━━ DATASET CONTENT ━━

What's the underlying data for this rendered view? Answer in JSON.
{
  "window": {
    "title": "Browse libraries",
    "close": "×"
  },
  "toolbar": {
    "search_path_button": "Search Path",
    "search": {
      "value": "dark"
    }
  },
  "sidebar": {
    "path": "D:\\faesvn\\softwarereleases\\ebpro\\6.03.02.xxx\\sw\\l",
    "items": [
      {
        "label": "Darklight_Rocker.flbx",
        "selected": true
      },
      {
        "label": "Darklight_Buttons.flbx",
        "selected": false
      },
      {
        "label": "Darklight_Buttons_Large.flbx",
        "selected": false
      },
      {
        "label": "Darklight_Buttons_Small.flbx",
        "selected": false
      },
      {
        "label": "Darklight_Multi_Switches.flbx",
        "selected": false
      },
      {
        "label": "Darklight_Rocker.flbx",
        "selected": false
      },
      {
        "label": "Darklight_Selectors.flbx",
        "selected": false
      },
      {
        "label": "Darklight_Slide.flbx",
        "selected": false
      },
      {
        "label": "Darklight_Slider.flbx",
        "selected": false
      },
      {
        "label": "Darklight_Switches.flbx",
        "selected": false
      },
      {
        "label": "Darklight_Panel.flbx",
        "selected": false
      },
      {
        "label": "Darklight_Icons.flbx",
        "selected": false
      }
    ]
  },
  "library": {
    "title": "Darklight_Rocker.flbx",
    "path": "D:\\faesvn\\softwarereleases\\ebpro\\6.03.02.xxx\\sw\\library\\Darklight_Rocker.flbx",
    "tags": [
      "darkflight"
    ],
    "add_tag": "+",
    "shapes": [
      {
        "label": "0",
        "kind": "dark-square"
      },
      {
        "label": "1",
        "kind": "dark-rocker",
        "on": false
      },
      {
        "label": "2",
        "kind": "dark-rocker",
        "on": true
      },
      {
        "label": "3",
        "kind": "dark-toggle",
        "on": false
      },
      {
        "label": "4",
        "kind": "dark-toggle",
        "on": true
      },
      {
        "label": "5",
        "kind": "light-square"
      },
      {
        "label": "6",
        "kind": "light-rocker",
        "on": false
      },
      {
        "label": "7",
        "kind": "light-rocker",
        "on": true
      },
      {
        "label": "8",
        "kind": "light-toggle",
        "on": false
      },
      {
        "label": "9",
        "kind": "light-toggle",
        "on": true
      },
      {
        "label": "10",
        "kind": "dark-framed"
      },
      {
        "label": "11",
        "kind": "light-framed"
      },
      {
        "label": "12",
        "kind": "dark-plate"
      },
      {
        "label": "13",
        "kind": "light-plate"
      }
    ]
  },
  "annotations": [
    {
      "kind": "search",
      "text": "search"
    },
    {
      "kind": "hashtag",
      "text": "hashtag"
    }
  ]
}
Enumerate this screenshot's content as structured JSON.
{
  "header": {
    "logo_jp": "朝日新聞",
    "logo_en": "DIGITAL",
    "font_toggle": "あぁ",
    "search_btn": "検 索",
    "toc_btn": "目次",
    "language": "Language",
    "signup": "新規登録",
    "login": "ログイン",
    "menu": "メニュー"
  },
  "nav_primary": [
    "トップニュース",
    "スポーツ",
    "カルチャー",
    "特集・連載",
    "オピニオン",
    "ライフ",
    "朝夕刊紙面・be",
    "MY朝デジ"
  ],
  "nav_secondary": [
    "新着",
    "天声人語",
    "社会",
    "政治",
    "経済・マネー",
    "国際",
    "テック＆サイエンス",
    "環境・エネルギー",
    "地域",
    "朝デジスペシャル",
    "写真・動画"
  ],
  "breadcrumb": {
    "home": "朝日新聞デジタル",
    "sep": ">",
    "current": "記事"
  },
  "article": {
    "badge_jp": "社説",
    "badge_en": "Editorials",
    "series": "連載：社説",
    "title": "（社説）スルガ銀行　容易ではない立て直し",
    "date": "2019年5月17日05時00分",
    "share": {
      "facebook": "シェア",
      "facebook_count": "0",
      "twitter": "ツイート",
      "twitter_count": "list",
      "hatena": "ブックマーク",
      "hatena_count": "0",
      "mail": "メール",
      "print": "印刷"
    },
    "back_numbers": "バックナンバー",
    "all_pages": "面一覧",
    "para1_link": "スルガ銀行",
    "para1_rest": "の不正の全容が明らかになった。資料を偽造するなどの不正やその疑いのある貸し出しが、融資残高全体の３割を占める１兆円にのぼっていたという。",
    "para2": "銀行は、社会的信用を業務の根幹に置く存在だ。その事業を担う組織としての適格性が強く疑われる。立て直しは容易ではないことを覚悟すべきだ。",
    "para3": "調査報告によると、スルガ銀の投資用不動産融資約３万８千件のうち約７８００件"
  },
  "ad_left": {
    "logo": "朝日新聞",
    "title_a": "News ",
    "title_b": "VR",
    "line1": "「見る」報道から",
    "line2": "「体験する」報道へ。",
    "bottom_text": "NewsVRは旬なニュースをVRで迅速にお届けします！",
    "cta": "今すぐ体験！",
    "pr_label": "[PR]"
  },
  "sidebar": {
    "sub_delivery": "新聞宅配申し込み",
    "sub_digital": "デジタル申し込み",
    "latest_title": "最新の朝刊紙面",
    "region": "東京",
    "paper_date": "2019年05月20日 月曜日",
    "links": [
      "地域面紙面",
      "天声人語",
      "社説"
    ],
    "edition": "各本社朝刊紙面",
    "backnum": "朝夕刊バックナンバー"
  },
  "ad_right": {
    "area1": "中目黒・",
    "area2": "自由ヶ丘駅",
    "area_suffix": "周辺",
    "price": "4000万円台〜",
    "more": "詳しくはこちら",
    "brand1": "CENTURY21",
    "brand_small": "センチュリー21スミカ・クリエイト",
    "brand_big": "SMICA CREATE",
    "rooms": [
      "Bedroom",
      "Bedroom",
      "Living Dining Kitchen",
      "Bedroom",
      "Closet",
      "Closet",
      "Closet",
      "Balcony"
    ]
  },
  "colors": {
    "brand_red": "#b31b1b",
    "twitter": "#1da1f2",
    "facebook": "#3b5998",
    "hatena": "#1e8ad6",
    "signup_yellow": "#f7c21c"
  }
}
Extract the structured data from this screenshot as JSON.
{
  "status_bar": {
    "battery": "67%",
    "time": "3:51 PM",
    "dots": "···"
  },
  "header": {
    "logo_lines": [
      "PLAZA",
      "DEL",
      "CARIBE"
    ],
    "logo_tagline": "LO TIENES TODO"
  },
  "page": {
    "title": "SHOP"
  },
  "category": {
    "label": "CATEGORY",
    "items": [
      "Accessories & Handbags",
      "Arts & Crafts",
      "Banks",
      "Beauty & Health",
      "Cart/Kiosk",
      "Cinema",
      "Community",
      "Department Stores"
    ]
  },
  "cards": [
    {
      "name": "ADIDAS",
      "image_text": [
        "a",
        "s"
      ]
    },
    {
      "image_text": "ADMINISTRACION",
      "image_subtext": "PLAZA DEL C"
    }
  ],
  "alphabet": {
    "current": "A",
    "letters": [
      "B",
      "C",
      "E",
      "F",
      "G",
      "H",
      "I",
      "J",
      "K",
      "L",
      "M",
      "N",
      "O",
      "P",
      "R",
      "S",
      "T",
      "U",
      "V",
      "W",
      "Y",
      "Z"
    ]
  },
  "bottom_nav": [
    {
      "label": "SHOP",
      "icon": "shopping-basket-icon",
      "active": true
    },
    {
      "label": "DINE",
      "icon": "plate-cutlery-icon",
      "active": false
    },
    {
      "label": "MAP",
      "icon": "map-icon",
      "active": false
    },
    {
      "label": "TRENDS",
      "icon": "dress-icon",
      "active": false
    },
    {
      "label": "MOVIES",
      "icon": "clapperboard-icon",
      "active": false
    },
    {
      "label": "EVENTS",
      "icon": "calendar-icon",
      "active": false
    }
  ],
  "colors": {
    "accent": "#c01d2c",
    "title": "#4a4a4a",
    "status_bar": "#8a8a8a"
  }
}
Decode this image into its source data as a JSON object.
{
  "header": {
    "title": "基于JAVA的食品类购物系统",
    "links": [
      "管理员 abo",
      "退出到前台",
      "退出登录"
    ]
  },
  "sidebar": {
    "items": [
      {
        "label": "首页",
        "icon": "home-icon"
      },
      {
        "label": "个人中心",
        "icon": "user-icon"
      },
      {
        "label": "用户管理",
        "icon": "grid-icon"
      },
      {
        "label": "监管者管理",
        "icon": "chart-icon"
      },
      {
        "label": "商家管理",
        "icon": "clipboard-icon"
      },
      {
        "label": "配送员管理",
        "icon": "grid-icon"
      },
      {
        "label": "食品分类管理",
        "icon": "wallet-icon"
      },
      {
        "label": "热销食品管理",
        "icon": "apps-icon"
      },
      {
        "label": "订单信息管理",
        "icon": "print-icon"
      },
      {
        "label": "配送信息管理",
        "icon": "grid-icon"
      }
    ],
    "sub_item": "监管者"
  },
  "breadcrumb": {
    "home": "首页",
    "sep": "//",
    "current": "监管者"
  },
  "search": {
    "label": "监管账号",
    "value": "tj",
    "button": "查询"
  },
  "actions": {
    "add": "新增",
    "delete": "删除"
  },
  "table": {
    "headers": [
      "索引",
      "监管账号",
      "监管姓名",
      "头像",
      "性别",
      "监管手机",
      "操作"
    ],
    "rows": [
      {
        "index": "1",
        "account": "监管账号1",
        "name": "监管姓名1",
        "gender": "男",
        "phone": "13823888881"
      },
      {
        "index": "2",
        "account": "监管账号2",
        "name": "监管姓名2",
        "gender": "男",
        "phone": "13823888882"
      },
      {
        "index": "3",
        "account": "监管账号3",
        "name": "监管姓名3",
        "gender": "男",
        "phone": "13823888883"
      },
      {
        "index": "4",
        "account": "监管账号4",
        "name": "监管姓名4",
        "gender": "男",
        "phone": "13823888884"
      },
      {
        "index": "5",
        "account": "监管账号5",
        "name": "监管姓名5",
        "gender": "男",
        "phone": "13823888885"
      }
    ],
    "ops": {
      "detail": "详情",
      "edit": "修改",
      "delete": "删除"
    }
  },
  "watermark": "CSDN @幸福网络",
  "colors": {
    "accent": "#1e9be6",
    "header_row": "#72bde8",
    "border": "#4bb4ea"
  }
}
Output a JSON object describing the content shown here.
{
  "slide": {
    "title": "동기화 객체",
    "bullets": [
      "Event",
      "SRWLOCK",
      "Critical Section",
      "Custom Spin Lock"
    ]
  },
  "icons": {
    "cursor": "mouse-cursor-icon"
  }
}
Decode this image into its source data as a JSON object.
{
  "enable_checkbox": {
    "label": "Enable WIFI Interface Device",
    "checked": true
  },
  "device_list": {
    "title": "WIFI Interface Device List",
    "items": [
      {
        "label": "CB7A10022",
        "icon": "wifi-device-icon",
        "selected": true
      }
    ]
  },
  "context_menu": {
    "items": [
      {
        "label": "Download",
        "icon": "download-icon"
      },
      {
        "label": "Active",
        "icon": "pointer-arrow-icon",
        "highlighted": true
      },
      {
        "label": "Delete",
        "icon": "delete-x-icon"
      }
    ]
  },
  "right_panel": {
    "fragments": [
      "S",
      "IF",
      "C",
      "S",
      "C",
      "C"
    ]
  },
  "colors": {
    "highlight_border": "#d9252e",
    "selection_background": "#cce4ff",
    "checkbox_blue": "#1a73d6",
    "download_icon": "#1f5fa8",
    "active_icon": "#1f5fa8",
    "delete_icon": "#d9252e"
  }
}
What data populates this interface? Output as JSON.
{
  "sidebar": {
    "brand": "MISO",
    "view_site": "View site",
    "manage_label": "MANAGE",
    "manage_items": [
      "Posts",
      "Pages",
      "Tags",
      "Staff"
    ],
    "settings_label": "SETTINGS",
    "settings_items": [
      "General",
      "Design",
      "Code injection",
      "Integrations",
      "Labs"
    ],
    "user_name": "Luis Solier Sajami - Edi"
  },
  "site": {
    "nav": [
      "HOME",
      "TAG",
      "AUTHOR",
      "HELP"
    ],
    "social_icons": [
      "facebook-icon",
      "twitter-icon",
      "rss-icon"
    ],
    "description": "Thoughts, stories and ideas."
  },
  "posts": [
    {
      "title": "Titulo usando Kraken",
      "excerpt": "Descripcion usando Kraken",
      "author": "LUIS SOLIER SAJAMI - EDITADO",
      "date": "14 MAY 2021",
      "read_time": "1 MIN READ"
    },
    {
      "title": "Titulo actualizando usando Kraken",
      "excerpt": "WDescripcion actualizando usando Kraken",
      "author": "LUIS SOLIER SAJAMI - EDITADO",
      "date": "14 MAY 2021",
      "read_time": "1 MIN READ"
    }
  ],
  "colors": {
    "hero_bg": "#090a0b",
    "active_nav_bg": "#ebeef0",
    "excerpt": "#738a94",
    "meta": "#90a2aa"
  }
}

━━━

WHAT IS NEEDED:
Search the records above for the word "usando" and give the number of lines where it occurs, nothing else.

RESULT FOR THIS EXERCISE:
4